When complete, Karina Epperlein’s mural on the double doors of her garage, will feature up to 100 names, as well as identifying details, of people who have been victims of police brutality nationwide.
Neighbors on Ellis Street in South Berkeley began work today on a street mural which will spell out the words ‘Reparations Now!’ in giant letters on the block between Ashby Avenue and Prince Street.
These students helped convince Assemblymember Shirley Weber to sponsor a bill that would overturn Proposition 209, which banned affirmative action in the state. Voters will decide on Proposition 16 Nov. 3.
RogueMark Studios’ Abby VanMuijen hopes gatherings that grew organically signal a new era for the business, one that’s driven by relationships with Berkeley neighbors.

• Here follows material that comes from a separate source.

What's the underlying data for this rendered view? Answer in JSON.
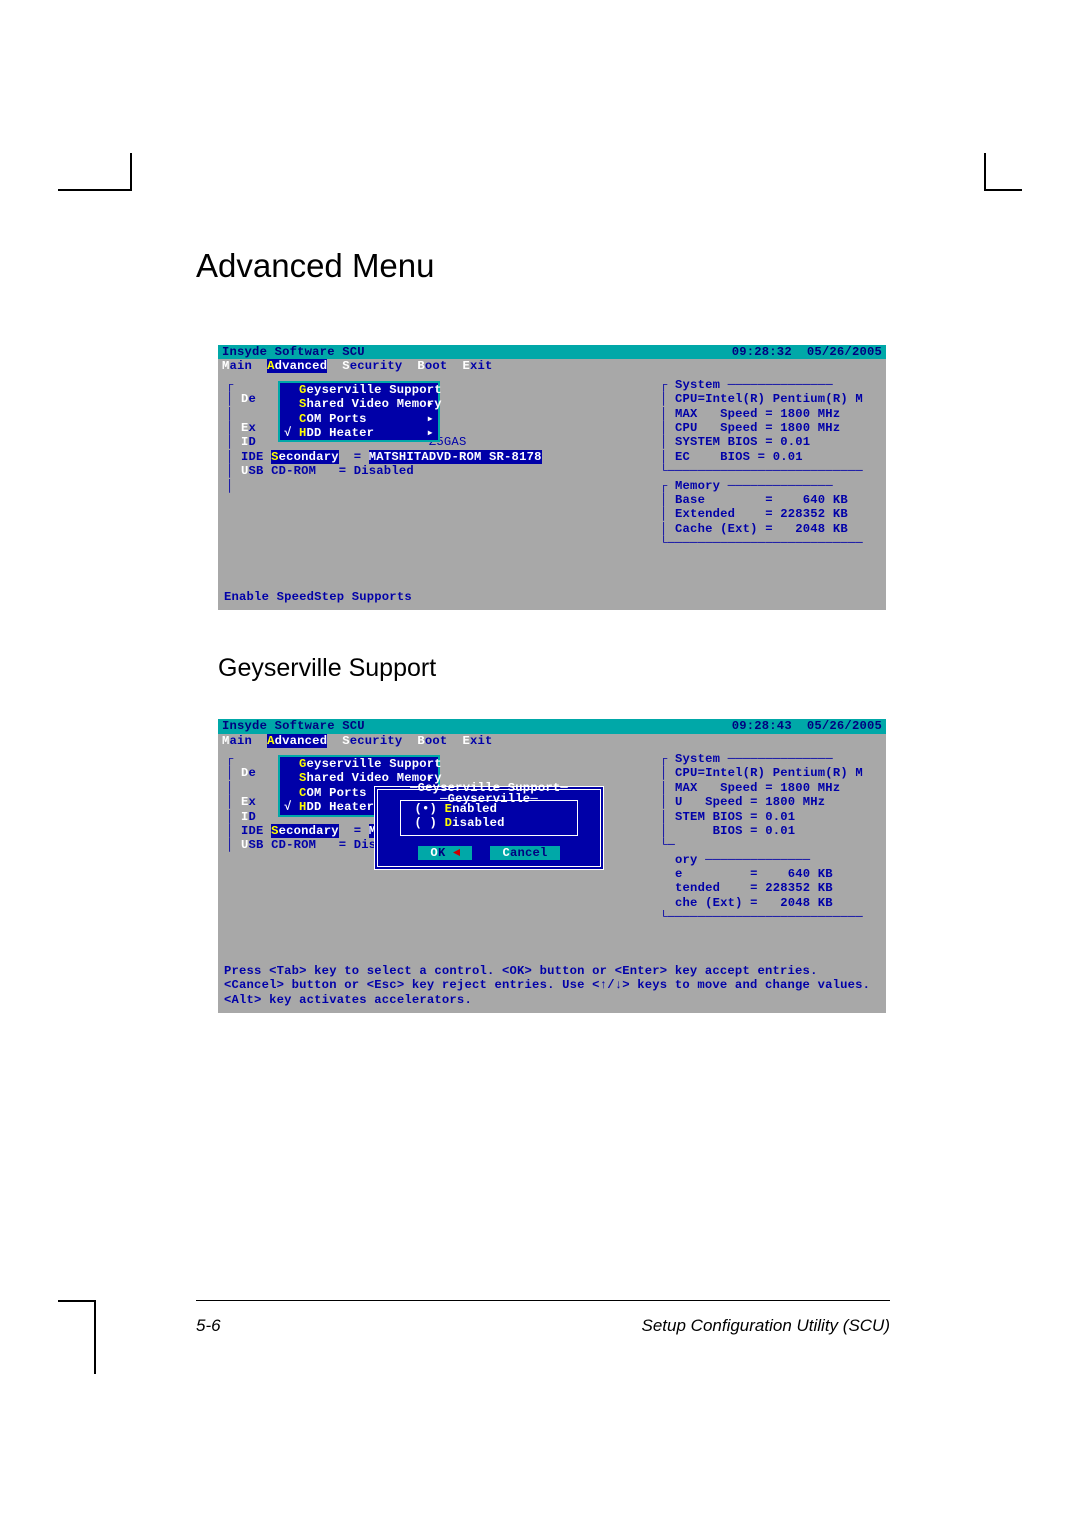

Over the past few weeks, Berkeleyans have taken the time to craft memorials to remember the Black Americans who have been killed by police.
A march organized by Berkeley High students began at Ashby BART and ended at Codornices Park.
Shayla Avery, 16, Ultraviolet Schneider-Dwyer, 17, and Hadassah Zenor-Davis, 16 — all new to organizing —orchestrated one of the largest protests in the city so far.
Neighbors have rallied in support and posted signs of affirmation that say “Black Climbers Matter.”
Members of the community can hear from, and talk to, City Manager Dee Williams-Ridley, Police Chief Andrew Greenwood and Health Officer Dr. Lisa Hernandez.
In a discussion that spanned the impact of zoning laws and climate change on communities of color, the panel agreed it was important for the East Bay to lead the nation in having frank conversations about race.
The judges selected Natalie Orenstein’s three-part series Beyond The Buses which explored the legacy of Berkeley’s unprecedented voluntary school integration.